* **MATERIAL PROVIDED**
┄┄┄┄┄┄

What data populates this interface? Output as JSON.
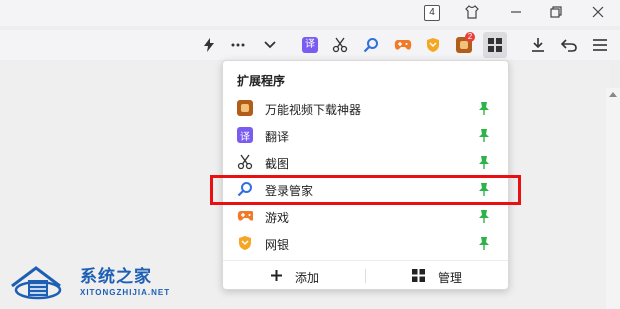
{
  "titlebar": {
    "tab_count": "4"
  },
  "popup": {
    "title": "扩展程序",
    "items": [
      {
        "label": "万能视频下载神器",
        "icon": "video-downloader-icon",
        "color": "#b35d1a"
      },
      {
        "label": "翻译",
        "icon": "translate-icon",
        "color": "#7b5cf0",
        "glyph": "译"
      },
      {
        "label": "截图",
        "icon": "scissors-icon",
        "color": "#333333"
      },
      {
        "label": "登录管家",
        "icon": "login-manager-icon",
        "color": "#2f6fe0"
      },
      {
        "label": "游戏",
        "icon": "gamepad-icon",
        "color": "#f07a2a"
      },
      {
        "label": "网银",
        "icon": "shield-icon",
        "color": "#f5a623"
      }
    ],
    "footer": {
      "add_label": "添加",
      "manage_label": "管理"
    }
  },
  "toolbar": {
    "translate_glyph": "译",
    "badge_count": "2"
  },
  "watermark": {
    "title": "系统之家",
    "subtitle": "XITONGZHIJIA.NET"
  },
  "colors": {
    "pin": "#2db34a",
    "highlight": "#e81010",
    "accent": "#2f6fe0"
  }
}
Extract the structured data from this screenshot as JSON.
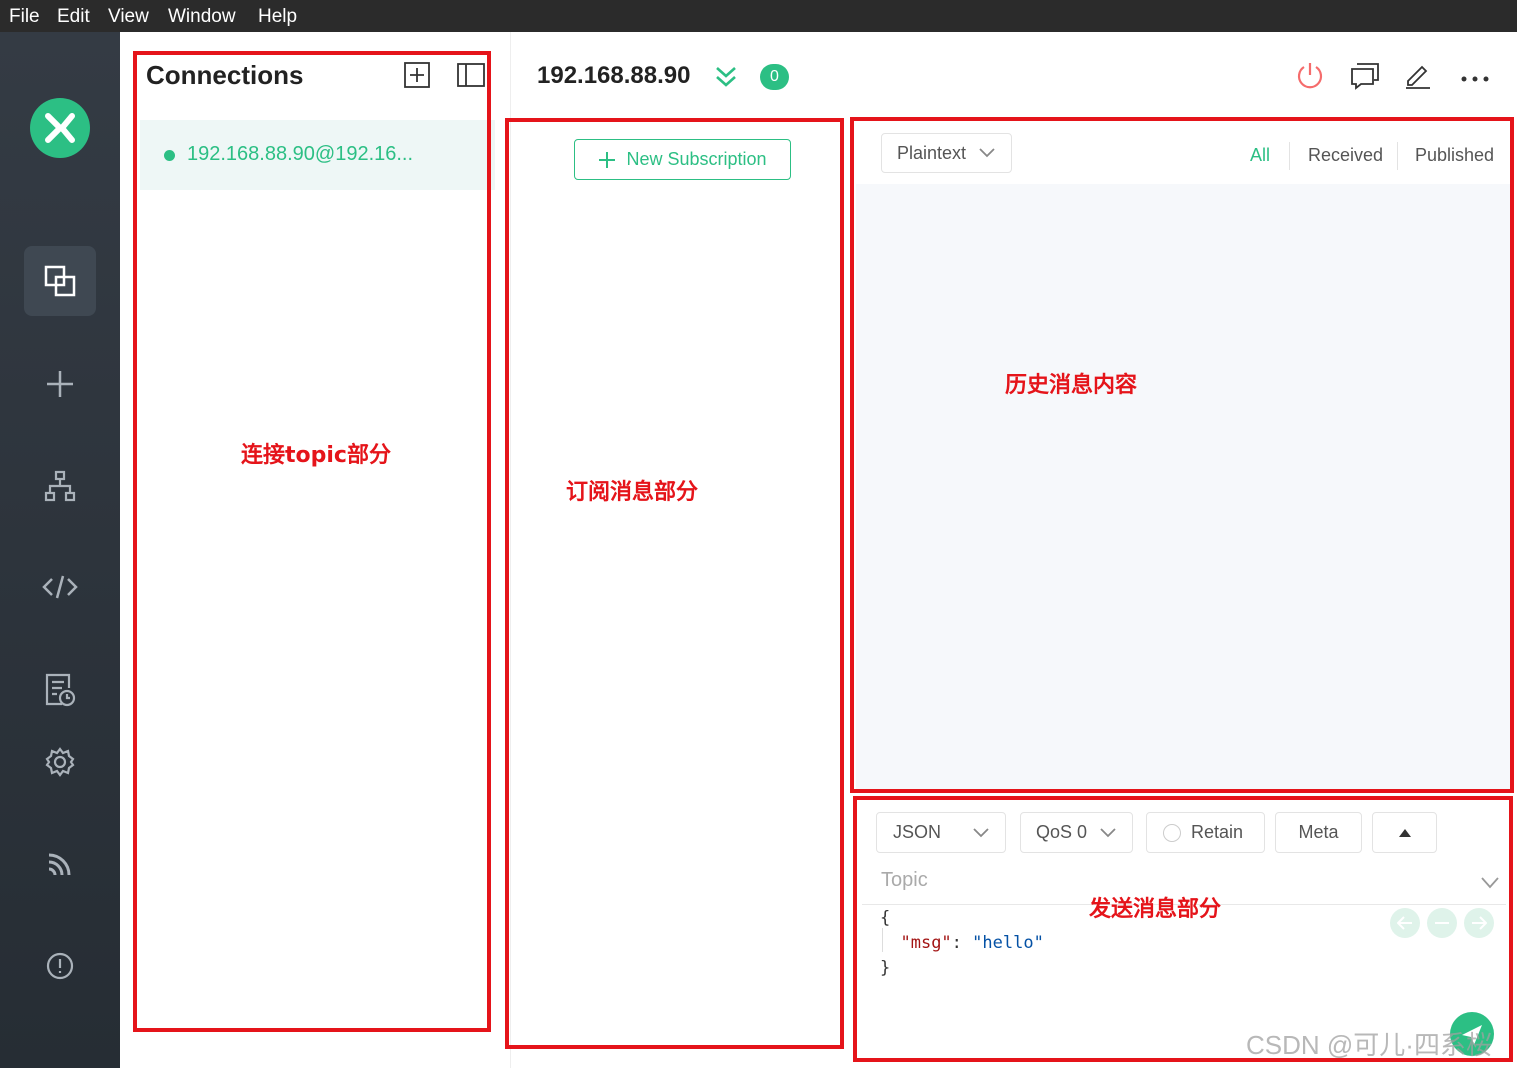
{
  "menu": [
    "File",
    "Edit",
    "View",
    "Window",
    "Help"
  ],
  "connections": {
    "title": "Connections",
    "items": [
      {
        "label": "192.168.88.90@192.16..."
      }
    ]
  },
  "header": {
    "title": "192.168.88.90",
    "count": "0"
  },
  "subscriptions": {
    "new_label": "New Subscription"
  },
  "history": {
    "format": "Plaintext",
    "filters": [
      "All",
      "Received",
      "Published"
    ]
  },
  "publish": {
    "format": "JSON",
    "qos": "QoS 0",
    "retain": "Retain",
    "meta": "Meta",
    "topic_placeholder": "Topic",
    "code_lines": [
      "{",
      "\"msg\"",
      "\"hello\"",
      "}"
    ]
  },
  "annotations": {
    "connections": "连接topic部分",
    "subscriptions": "订阅消息部分",
    "history": "历史消息内容",
    "publish": "发送消息部分"
  },
  "watermark": "CSDN @可儿·四系桜",
  "colors": {
    "accent": "#2cbf84",
    "annotation": "#e5141a",
    "sidebar": "#2f363e"
  }
}
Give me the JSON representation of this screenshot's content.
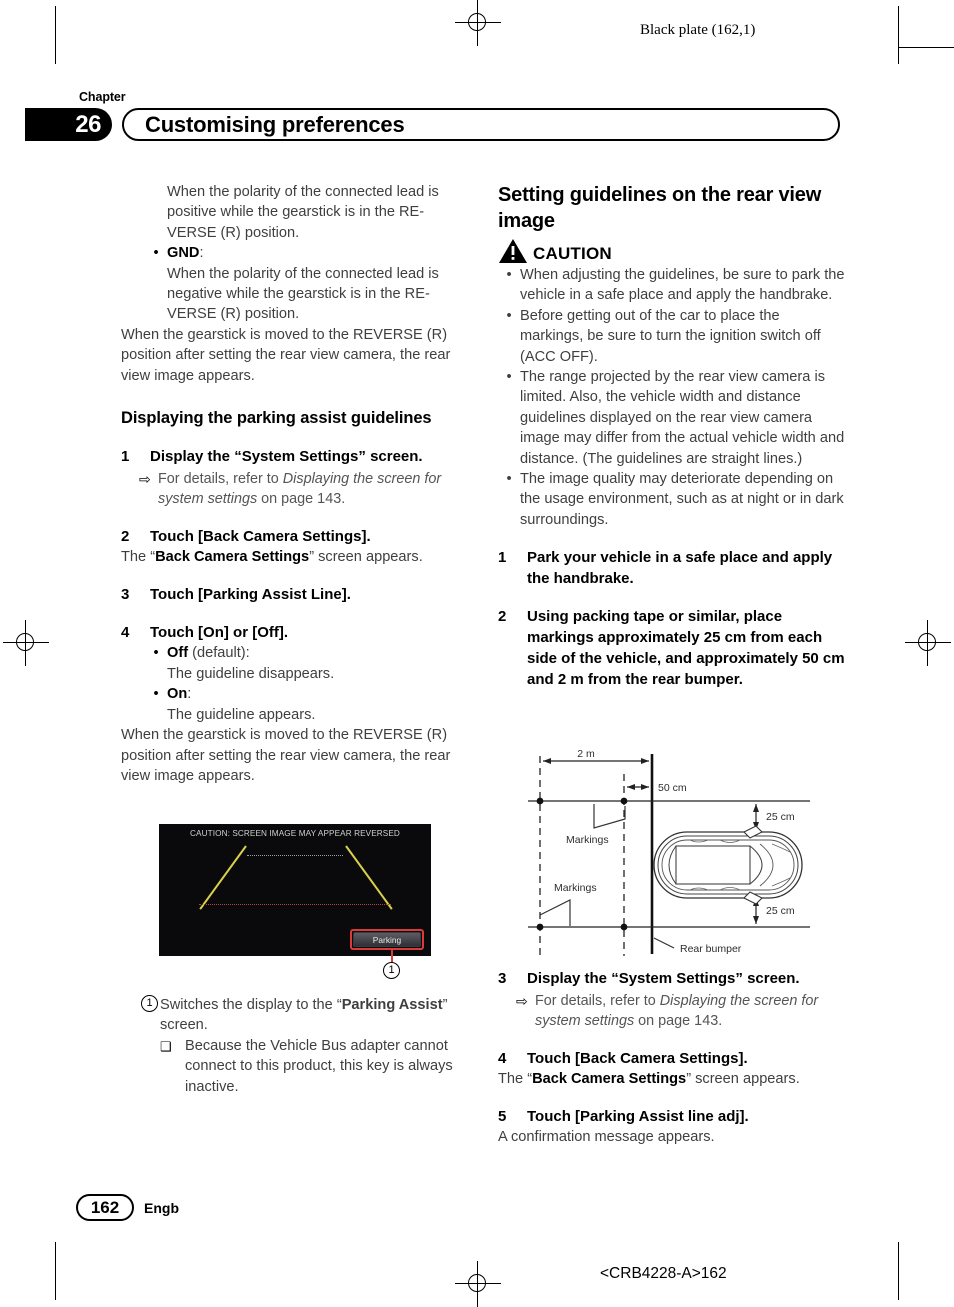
{
  "page": {
    "black_plate": "Black plate (162,1)",
    "crb_footer": "<CRB4228-A>162",
    "folio": "162",
    "language": "Engb"
  },
  "header": {
    "chapter_word": "Chapter",
    "chapter_number": "26",
    "title": "Customising preferences"
  },
  "left_column": {
    "intro_para_1": "When the polarity of the connected lead is positive while the gearstick is in the RE-VERSE (R) position.",
    "gnd_bullet_term": "GND",
    "gnd_bullet_colon": ":",
    "gnd_bullet_text": "When the polarity of the connected lead is negative while the gearstick is in the RE-VERSE (R) position.",
    "after_gnd_para": "When the gearstick is moved to the REVERSE (R) position after setting the rear view camera, the rear view image appears.",
    "section_heading": "Displaying the parking assist guidelines",
    "step1_num": "1",
    "step1_text": "Display the “System Settings” screen.",
    "step1_ref_prefix": "For details, refer to ",
    "step1_ref_italic": "Displaying the screen for system settings",
    "step1_ref_suffix": " on page 143.",
    "step2_num": "2",
    "step2_text": "Touch [Back Camera Settings].",
    "step2_after_pre": "The “",
    "step2_after_bold": "Back Camera Settings",
    "step2_after_post": "” screen appears.",
    "step3_num": "3",
    "step3_text": "Touch [Parking Assist Line].",
    "step4_num": "4",
    "step4_text": "Touch [On] or [Off].",
    "off_term": "Off",
    "off_qualifier": " (default):",
    "off_desc": "The guideline disappears.",
    "on_term": "On",
    "on_qualifier": ":",
    "on_desc": "The guideline appears.",
    "closing_para": "When the gearstick is moved to the REVERSE (R) position after setting the rear view camera, the rear view image appears.",
    "figure": {
      "caution_overlay": "CAUTION: SCREEN IMAGE MAY APPEAR REVERSED",
      "parking_key_label": "Parking",
      "callout_number": "1"
    },
    "callout": {
      "marker": "1",
      "text_pre": "Switches the display to the “",
      "text_bold": "Parking Assist",
      "text_post": "” screen.",
      "note_text": "Because the Vehicle Bus adapter cannot connect to this product, this key is always inactive."
    }
  },
  "right_column": {
    "heading": "Setting guidelines on the rear view image",
    "caution_label": "CAUTION",
    "caution_bullets": [
      "When adjusting the guidelines, be sure to park the vehicle in a safe place and apply the handbrake.",
      "Before getting out of the car to place the markings, be sure to turn the ignition switch off (ACC OFF).",
      "The range projected by the rear view camera is limited. Also, the vehicle width and distance guidelines displayed on the rear view camera image may differ from the actual vehicle width and distance. (The guidelines are straight lines.)",
      "The image quality may deteriorate depending on the usage environment, such as at night or in dark surroundings."
    ],
    "step1_num": "1",
    "step1_text": "Park your vehicle in a safe place and apply the handbrake.",
    "step2_num": "2",
    "step2_text": "Using packing tape or similar, place markings approximately 25 cm from each side of the vehicle, and approximately 50 cm and 2 m from the rear bumper.",
    "step3_num": "3",
    "step3_text": "Display the “System Settings” screen.",
    "step3_ref_prefix": "For details, refer to ",
    "step3_ref_italic": "Displaying the screen for system settings",
    "step3_ref_suffix": " on page 143.",
    "step4_num": "4",
    "step4_text": "Touch [Back Camera Settings].",
    "step4_after_pre": "The “",
    "step4_after_bold": "Back Camera Settings",
    "step4_after_post": "” screen appears.",
    "step5_num": "5",
    "step5_text": "Touch [Parking Assist line adj].",
    "step5_after": "A confirmation message appears.",
    "diagram": {
      "label_2m": "2 m",
      "label_50cm": "50 cm",
      "label_25cm_top": "25 cm",
      "label_25cm_bottom": "25 cm",
      "label_markings_top": "Markings",
      "label_markings_bottom": "Markings",
      "label_rear_bumper": "Rear bumper"
    }
  }
}
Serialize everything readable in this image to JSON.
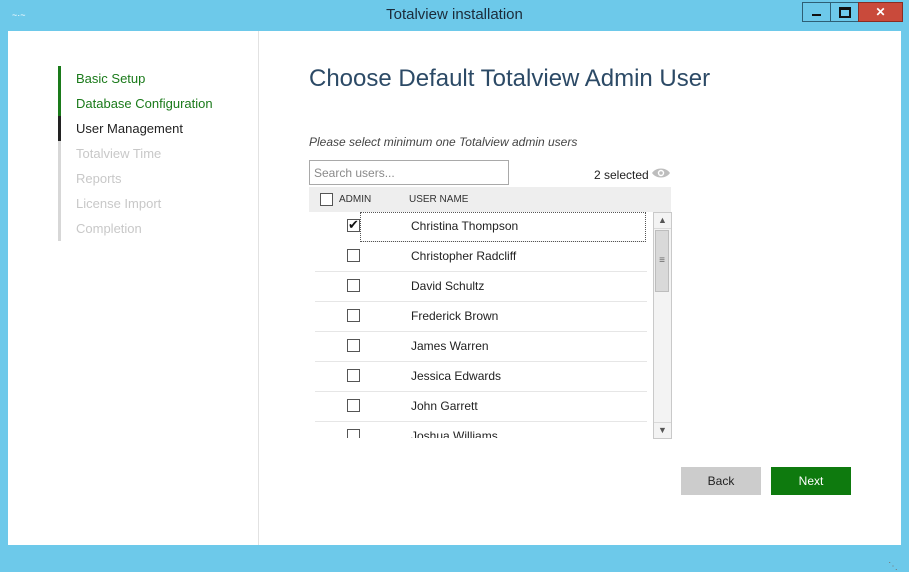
{
  "window": {
    "title": "Totalview installation",
    "icon_text": "~·~"
  },
  "controls": {
    "minimize": "‒",
    "maximize": "□",
    "close": "✕"
  },
  "nav": [
    {
      "label": "Basic Setup",
      "state": "done"
    },
    {
      "label": "Database Configuration",
      "state": "done"
    },
    {
      "label": "User Management",
      "state": "active"
    },
    {
      "label": "Totalview Time",
      "state": "pending"
    },
    {
      "label": "Reports",
      "state": "pending"
    },
    {
      "label": "License Import",
      "state": "pending"
    },
    {
      "label": "Completion",
      "state": "pending"
    }
  ],
  "main": {
    "heading": "Choose Default Totalview Admin User",
    "instruction": "Please select minimum one Totalview admin users",
    "search_placeholder": "Search users...",
    "selected_count": "2 selected",
    "columns": {
      "admin": "ADMIN",
      "name": "USER NAME"
    },
    "users": [
      {
        "name": "Christina Thompson",
        "admin": true
      },
      {
        "name": "Christopher Radcliff",
        "admin": false
      },
      {
        "name": "David Schultz",
        "admin": false
      },
      {
        "name": "Frederick Brown",
        "admin": false
      },
      {
        "name": "James Warren",
        "admin": false
      },
      {
        "name": "Jessica Edwards",
        "admin": false
      },
      {
        "name": "John Garrett",
        "admin": false
      },
      {
        "name": "Joshua Williams",
        "admin": false
      }
    ]
  },
  "buttons": {
    "back": "Back",
    "next": "Next"
  },
  "colors": {
    "titlebar": "#6dc9ea",
    "done": "#1a7a1a",
    "next_button": "#0e7a0e",
    "heading": "#2c4a66"
  }
}
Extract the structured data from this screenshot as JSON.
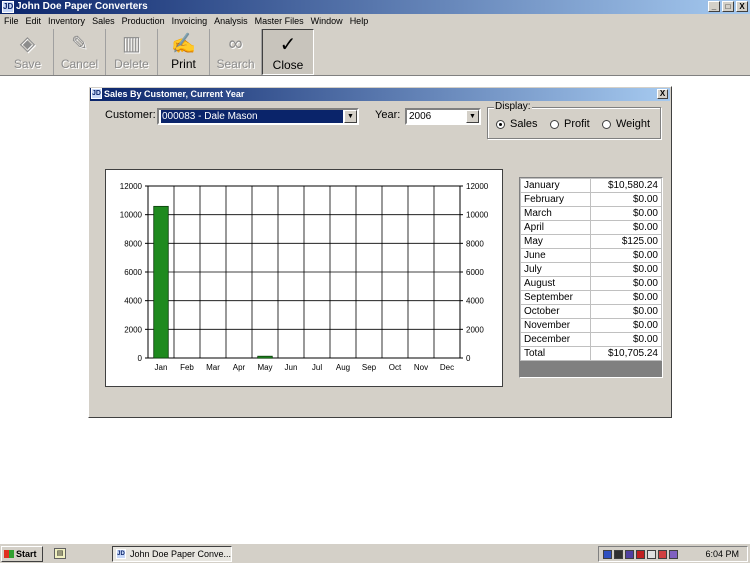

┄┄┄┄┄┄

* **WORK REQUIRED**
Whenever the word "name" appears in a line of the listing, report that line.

* **THE COMPLETED TASK**
      "name": "USER NAME"
        "name": "Christina Thompson",
        "name": "Christopher Radcliff",
        "name": "David Schultz",
        "name": "Frederick Brown",
        "name": "James Warren",
        "name": "Jessica Edwards",
        "name": "John Garrett",
        "name": "Joshua Williams",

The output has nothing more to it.